Lawrence is not expected to play, not something the Irish are concerned with. Worry about what they control. That’s all.
“Our process hasn’t changed,” said linebacker Te’von Coney. “If you focus on what you need to do to get better, everything else will take care of itself.
“Saturday comes, everything will take care of itself.”
One more day
Notre Dame is new to this playoff hoopla, but it was hard to tell Thursday that the Irish were the new kids on the big-boy playoff block.
“How we all doing?” wondered a relaxed Brian Kelly as the head coach settled in for a 45-minute Q and A that touched on a variety of topics — the impending/likely transfer of former starting quarterback Brandon Wimbush, how married life agrees with linebacker Drue Tranquill and what a win Saturday would do to erase any lingering hangover of 2012 (sigh, yeah, again that storyline).
Two tables down from Kelly, starting quarterback Ian Book had run through his interviews so succinctly that for a few minutes, he sat alone with nothing to do but squint into the sunlight streaming in through one of the stadium’s windows. Like most opposing defenses this season, it didn’t particularly bother Book. Does anything?

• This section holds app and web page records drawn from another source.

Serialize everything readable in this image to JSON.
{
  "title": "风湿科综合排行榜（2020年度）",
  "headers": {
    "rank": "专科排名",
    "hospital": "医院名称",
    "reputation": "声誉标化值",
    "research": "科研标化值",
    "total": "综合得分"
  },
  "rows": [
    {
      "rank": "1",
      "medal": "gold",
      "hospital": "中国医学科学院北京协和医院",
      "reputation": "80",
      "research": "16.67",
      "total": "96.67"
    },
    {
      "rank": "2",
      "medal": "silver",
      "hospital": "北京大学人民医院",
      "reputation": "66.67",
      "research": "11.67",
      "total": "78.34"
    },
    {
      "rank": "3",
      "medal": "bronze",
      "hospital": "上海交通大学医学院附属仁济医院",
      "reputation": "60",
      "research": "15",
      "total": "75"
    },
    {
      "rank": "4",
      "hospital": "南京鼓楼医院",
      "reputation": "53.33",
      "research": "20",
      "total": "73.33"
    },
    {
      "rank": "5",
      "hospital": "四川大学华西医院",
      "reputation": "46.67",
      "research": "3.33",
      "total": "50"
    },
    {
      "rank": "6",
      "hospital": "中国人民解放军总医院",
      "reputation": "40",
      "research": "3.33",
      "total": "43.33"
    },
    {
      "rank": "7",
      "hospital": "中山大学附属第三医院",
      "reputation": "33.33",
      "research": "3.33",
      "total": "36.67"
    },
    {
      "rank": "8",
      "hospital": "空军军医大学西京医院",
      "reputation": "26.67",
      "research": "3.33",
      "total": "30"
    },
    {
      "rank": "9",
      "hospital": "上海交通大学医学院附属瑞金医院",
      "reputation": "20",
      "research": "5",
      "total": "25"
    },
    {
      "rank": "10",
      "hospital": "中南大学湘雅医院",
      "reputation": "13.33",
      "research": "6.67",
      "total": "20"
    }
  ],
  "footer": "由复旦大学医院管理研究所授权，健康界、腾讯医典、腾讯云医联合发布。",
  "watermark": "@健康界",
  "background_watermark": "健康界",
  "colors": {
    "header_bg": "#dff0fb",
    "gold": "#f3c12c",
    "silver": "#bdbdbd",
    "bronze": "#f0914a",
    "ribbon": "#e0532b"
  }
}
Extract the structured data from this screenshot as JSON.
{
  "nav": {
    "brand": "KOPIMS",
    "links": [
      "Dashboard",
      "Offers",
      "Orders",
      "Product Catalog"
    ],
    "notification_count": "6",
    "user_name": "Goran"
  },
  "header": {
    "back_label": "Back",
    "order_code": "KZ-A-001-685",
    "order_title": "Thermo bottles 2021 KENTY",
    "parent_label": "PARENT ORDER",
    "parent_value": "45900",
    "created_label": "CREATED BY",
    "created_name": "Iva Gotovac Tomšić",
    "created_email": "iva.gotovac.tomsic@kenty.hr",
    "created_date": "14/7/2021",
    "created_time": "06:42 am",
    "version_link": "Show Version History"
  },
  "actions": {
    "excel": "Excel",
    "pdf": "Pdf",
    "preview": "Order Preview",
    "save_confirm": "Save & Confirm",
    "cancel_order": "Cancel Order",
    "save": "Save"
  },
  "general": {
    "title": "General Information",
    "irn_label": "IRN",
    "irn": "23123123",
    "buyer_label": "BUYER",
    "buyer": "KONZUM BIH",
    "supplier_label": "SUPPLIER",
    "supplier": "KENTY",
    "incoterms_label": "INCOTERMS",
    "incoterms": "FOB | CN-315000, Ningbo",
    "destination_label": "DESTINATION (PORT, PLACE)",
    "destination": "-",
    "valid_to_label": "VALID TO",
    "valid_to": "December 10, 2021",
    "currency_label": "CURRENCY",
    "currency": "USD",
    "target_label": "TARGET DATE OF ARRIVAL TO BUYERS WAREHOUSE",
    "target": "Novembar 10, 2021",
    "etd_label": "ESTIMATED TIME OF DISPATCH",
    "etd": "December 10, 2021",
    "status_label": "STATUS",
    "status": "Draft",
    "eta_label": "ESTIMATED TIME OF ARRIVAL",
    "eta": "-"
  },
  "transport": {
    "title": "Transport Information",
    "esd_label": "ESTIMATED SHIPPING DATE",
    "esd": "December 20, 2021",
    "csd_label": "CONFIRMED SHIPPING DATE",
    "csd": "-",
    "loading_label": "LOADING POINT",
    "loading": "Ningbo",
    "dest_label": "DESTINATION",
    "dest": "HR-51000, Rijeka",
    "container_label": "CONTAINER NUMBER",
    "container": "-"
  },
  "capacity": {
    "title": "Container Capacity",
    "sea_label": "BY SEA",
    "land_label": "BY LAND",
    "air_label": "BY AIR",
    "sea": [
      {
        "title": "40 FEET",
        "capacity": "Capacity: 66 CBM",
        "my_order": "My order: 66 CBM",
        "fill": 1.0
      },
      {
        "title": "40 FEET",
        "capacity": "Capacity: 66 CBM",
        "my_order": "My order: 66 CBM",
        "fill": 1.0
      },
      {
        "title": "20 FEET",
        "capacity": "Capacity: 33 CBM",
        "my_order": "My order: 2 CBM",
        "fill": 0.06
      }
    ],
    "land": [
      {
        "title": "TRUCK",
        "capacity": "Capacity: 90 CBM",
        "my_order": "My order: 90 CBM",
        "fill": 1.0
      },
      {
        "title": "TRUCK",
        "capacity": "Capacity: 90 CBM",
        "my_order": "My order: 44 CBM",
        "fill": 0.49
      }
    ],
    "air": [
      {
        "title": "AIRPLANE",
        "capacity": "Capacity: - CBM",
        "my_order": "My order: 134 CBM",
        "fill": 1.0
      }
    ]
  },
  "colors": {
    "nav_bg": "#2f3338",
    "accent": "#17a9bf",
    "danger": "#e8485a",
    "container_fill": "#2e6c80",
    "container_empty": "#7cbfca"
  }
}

While individual interview tables were set aside for most starters, the tight end troika of Alize Mack, Cole Kmet and Nic Weishar shared one spot. They made that table look really small. The current starting left guard (freshman Aaron Banks) sat with the former starting left guard (injured senior Alex Bars) and flipped full water bottles to kill time between quotes.
Roommates and fellow finance majors Wimbush and wide receiver Chris Finke also shared a table.
Wimbush was a popular interview; Finke, a little less.
Elevated to podium status near Kelly — having a first team All-American season will do that — cornerback Julian Love often stared in awe at the staggering size of the overhead videoboard, which just might be too big. Love just couldn’t stop looking at the screen. Every few seconds, he stole a glance, like, that’s really big. As big as some of the houses back in Westchester, Ill.
At the far end of one end zone, Tranquill sat with a stocking cap over his head sipping some sort of recovery drink out of an oversized water bottle. Just another day for the married guy, the heartbeat guy. At the other end of the end zone when the day ended, the Irish offensive linemen huddled around their heartbeat guy, center Sam Mustipher.
Toward the end of Notre Dame’s media session, several Irish defensive players busted out a game of Knockout, which has become a season staple. Coney often reigns as king.
The Irish may be rookies to this entire playoff semifinal stuff, but they’ve carried themselves like veterans. When it’s been time to be loose, they’ve been loose. When it’s been time to get serious, they’ve been serious. And when it’s been time to get after it in practice, they’ve gotten after it.
When the Irish media session ended — complete with the blare of a train horn that told everyone that it’s time to get out — the Irish practically sprinted to the locker room to change into their practice gear. Still seated were punter Tyler Newsome and kicker Justin Yoon.
Those special teams guys, they’re different.
As will be Saturday, something Notre Dame looks at with anticipation. There’s something about the tone of this team that’s ready to lock in, lock down and keep this moving in the winning direction. You can sense it.
“Everyone’s locked in,” said Book. “It’s time to go. We’re so close.”